§ **Provided material**:
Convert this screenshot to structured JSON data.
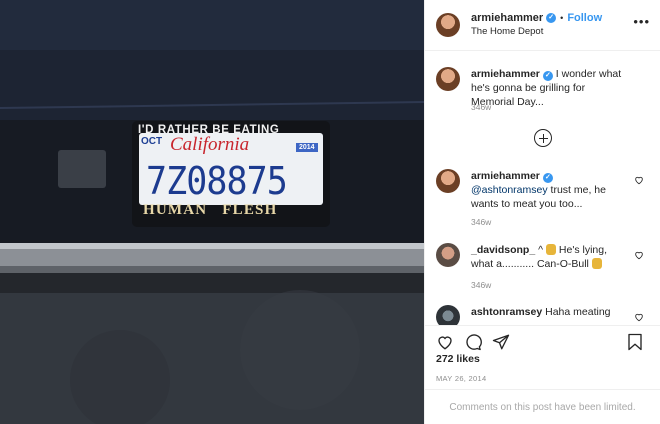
{
  "photo": {
    "plate_top": "I'D RATHER BE  EATING",
    "plate_month": "OCT",
    "plate_state": "California",
    "plate_year": "2014",
    "plate_number": "7Z08875",
    "plate_bottom": "HUMAN  FLESH"
  },
  "header": {
    "username": "armiehammer",
    "follow_label": "Follow",
    "location": "The Home Depot",
    "dot": "•",
    "more_icon": "more-options-icon",
    "more_glyph": "•••"
  },
  "comments": [
    {
      "user": "armiehammer",
      "verified": true,
      "text": "I wonder what he's gonna be grilling for Memorial Day...",
      "age": "346w"
    },
    {
      "user": "armiehammer",
      "verified": true,
      "mention": "@ashtonramsey",
      "text": "trust me, he wants to meat you too...",
      "age": "346w"
    },
    {
      "user": "_davidsonp_",
      "text_before": "^",
      "text_mid": "He's lying, what a........... Can-O-Bull",
      "age": "346w"
    },
    {
      "user": "ashtonramsey",
      "text": "Haha meating"
    }
  ],
  "icons": {
    "like": "heart-icon",
    "comment": "comment-icon",
    "share": "share-icon",
    "save": "bookmark-icon",
    "load_more": "plus-circle-icon"
  },
  "actions": {
    "likes": "272 likes",
    "date": "MAY 26, 2014"
  },
  "footer": {
    "text": "Comments on this post have been limited."
  }
}
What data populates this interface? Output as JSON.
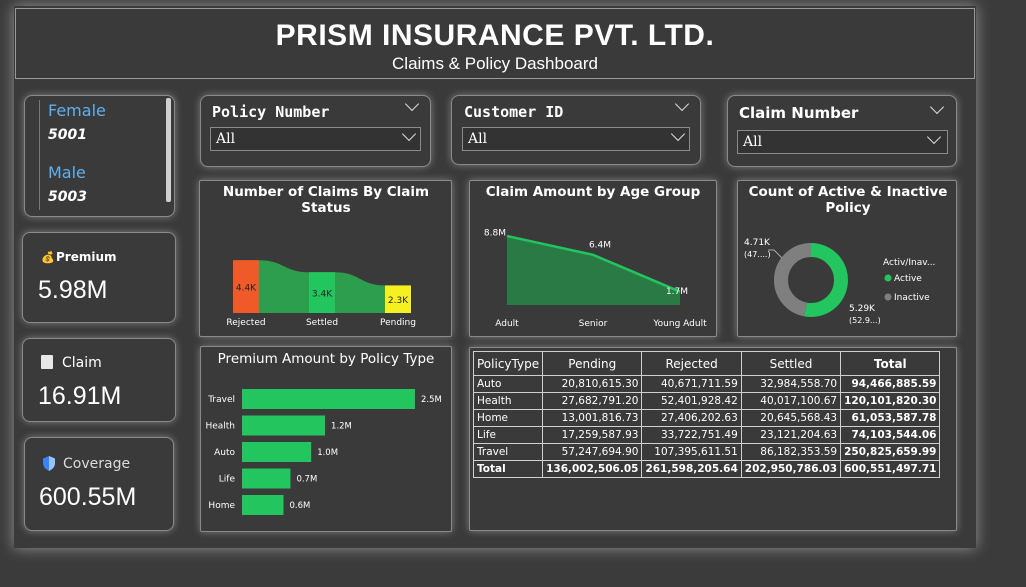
{
  "header": {
    "title": "PRISM INSURANCE PVT. LTD.",
    "subtitle": "Claims & Policy Dashboard"
  },
  "gender": [
    {
      "label": "Female",
      "value": "5001"
    },
    {
      "label": "Male",
      "value": "5003"
    }
  ],
  "kpis": {
    "premium": {
      "icon": "money-bag-icon",
      "label": "Premium",
      "value": "5.98M"
    },
    "claim": {
      "icon": "document-icon",
      "label": "Claim",
      "value": "16.91M"
    },
    "coverage": {
      "icon": "shield-icon",
      "label": "Coverage",
      "value": "600.55M"
    }
  },
  "slicers": {
    "policy_number": {
      "label": "Policy Number",
      "value": "All"
    },
    "customer_id": {
      "label": "Customer ID",
      "value": "All"
    },
    "claim_number": {
      "label": "Claim Number",
      "value": "All"
    }
  },
  "colors": {
    "accent_green": "#22c55e",
    "rejected": "#f05a28",
    "pending": "#f5f020",
    "inactive": "#7f7f7f",
    "gender_label": "#5fb0f0"
  },
  "chart_data": [
    {
      "type": "bar",
      "title": "Number of Claims By Claim Status",
      "categories": [
        "Rejected",
        "Settled",
        "Pending"
      ],
      "values": [
        4.4,
        3.4,
        2.3
      ],
      "data_labels": [
        "4.4K",
        "3.4K",
        "2.3K"
      ],
      "colors": [
        "#f05a28",
        "#22c55e",
        "#f5f020"
      ]
    },
    {
      "type": "area",
      "title": "Claim Amount by Age Group",
      "categories": [
        "Adult",
        "Senior",
        "Young Adult"
      ],
      "values": [
        8.8,
        6.4,
        1.7
      ],
      "data_labels": [
        "8.8M",
        "6.4M",
        "1.7M"
      ]
    },
    {
      "type": "pie",
      "title": "Count of Active & Inactive Policy",
      "legend_title": "Activ/Inav...",
      "slices": [
        {
          "name": "Active",
          "value": 5.29,
          "label": "5.29K",
          "pct_label": "(52.9...)",
          "color": "#22c55e"
        },
        {
          "name": "Inactive",
          "value": 4.71,
          "label": "4.71K",
          "pct_label": "(47....)",
          "color": "#7f7f7f"
        }
      ]
    },
    {
      "type": "bar",
      "orientation": "horizontal",
      "title": "Premium Amount by Policy Type",
      "categories": [
        "Travel",
        "Health",
        "Auto",
        "Life",
        "Home"
      ],
      "values": [
        2.5,
        1.2,
        1.0,
        0.7,
        0.6
      ],
      "data_labels": [
        "2.5M",
        "1.2M",
        "1.0M",
        "0.7M",
        "0.6M"
      ]
    },
    {
      "type": "table",
      "columns": [
        "PolicyType",
        "Pending",
        "Rejected",
        "Settled",
        "Total"
      ],
      "rows": [
        [
          "Auto",
          "20,810,615.30",
          "40,671,711.59",
          "32,984,558.70",
          "94,466,885.59"
        ],
        [
          "Health",
          "27,682,791.20",
          "52,401,928.42",
          "40,017,100.67",
          "120,101,820.30"
        ],
        [
          "Home",
          "13,001,816.73",
          "27,406,202.63",
          "20,645,568.43",
          "61,053,587.78"
        ],
        [
          "Life",
          "17,259,587.93",
          "33,722,751.49",
          "23,121,204.63",
          "74,103,544.06"
        ],
        [
          "Travel",
          "57,247,694.90",
          "107,395,611.51",
          "86,182,353.59",
          "250,825,659.99"
        ]
      ],
      "total": [
        "Total",
        "136,002,506.05",
        "261,598,205.64",
        "202,950,786.03",
        "600,551,497.71"
      ]
    }
  ]
}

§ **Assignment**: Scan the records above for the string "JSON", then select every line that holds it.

§ **Finished exercise**:
Convert this screenshot to structured JSON data.
What data populates this interface? Output as JSON.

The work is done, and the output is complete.